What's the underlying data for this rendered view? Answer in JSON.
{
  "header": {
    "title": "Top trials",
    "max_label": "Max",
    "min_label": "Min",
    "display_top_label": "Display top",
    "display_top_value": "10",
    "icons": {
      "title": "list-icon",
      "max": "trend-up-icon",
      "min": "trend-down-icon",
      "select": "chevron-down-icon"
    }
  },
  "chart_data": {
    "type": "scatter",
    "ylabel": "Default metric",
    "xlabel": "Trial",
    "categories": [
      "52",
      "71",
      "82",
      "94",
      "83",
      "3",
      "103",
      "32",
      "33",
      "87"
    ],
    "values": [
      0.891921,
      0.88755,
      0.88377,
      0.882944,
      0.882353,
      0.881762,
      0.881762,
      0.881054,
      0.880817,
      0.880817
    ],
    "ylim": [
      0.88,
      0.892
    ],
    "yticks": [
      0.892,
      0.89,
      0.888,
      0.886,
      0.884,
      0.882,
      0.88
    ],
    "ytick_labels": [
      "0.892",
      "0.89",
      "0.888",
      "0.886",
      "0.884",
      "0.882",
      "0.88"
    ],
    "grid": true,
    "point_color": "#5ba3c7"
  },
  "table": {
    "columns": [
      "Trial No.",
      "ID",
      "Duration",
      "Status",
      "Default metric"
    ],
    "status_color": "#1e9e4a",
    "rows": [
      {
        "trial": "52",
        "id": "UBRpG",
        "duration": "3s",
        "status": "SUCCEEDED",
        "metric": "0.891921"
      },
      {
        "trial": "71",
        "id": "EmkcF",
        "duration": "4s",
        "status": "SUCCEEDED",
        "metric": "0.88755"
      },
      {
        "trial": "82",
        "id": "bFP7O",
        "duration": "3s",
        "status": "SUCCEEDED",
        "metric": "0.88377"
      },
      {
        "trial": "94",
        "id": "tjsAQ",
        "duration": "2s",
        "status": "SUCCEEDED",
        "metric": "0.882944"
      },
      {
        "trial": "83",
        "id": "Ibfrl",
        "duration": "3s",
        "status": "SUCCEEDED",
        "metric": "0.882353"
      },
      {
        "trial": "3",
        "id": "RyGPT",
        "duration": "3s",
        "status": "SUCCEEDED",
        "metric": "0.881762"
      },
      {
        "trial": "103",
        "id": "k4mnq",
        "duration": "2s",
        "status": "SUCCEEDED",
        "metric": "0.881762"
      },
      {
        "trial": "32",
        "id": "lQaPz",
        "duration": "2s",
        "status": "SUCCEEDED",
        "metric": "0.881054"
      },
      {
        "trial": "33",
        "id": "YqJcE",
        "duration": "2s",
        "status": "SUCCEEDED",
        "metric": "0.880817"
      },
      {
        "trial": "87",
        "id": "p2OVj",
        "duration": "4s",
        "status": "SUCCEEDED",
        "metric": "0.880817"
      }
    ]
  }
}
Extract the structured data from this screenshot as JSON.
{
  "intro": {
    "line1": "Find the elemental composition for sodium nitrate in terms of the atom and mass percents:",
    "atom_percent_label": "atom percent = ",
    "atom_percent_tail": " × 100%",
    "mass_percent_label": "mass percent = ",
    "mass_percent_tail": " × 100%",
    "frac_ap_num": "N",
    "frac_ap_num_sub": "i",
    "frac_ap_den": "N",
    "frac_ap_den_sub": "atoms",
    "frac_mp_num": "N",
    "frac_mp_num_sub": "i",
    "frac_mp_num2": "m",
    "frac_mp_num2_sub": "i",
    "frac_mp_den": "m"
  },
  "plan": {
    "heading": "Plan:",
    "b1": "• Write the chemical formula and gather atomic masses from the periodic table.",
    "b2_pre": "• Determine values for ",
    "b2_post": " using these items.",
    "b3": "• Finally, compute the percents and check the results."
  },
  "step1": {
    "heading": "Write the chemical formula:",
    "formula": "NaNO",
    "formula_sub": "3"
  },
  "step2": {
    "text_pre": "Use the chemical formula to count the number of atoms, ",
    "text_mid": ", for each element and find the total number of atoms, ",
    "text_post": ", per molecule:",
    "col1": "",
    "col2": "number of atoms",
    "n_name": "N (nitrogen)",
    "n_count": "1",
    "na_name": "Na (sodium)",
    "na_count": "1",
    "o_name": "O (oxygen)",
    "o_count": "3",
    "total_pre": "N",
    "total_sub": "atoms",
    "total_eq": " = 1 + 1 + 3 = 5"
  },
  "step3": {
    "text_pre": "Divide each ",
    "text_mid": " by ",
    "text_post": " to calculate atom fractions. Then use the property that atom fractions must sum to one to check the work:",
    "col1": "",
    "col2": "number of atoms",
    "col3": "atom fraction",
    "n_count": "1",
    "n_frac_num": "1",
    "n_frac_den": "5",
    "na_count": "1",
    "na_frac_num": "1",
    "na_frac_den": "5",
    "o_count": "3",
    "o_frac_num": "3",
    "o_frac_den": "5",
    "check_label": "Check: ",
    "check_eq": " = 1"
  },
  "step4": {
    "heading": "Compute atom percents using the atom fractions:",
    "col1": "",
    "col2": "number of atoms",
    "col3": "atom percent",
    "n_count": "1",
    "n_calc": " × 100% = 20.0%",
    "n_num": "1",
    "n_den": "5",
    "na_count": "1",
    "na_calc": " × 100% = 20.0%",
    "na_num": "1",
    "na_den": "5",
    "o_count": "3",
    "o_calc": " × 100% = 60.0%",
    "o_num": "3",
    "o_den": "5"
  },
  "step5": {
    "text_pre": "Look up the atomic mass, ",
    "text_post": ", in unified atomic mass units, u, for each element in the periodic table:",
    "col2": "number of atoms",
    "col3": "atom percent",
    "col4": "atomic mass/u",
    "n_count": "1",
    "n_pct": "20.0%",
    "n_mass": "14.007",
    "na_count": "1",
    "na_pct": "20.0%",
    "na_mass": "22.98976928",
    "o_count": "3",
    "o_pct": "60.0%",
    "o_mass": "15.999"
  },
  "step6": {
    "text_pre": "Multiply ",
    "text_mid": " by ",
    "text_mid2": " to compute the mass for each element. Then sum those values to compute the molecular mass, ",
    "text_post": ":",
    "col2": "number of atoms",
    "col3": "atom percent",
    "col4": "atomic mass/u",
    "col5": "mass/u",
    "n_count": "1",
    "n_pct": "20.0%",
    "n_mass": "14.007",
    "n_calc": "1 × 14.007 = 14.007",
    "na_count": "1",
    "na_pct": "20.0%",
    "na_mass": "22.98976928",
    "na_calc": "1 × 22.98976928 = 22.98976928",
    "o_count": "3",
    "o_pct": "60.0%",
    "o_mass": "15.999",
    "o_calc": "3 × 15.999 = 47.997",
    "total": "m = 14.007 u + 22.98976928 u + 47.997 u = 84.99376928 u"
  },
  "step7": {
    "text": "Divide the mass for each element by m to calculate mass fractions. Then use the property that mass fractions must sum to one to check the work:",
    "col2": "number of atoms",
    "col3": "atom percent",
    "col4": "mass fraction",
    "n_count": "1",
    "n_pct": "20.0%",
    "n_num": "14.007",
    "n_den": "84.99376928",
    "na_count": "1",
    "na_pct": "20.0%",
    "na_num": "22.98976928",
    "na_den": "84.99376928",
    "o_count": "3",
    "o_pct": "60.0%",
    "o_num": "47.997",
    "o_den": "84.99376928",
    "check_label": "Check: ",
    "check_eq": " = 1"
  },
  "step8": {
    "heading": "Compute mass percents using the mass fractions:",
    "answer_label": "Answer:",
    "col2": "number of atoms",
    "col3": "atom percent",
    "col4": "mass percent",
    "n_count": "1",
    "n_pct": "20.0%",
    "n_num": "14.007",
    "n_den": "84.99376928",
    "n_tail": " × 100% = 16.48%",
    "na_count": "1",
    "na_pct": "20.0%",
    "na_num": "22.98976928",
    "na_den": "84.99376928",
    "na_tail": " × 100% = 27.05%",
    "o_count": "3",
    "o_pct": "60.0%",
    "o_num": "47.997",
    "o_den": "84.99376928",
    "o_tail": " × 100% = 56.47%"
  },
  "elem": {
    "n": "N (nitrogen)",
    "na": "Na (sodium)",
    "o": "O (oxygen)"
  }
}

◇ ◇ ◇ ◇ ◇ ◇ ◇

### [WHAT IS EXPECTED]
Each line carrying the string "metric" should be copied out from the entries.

### [YOUR RESPONSE]
    "ylabel": "Default metric",
      "Default metric"
        "metric": "0.891921"
        "metric": "0.88755"
        "metric": "0.88377"
        "metric": "0.882944"
        "metric": "0.882353"
        "metric": "0.881762"
        "metric": "0.881762"
        "metric": "0.881054"
        "metric": "0.880817"
        "metric": "0.880817"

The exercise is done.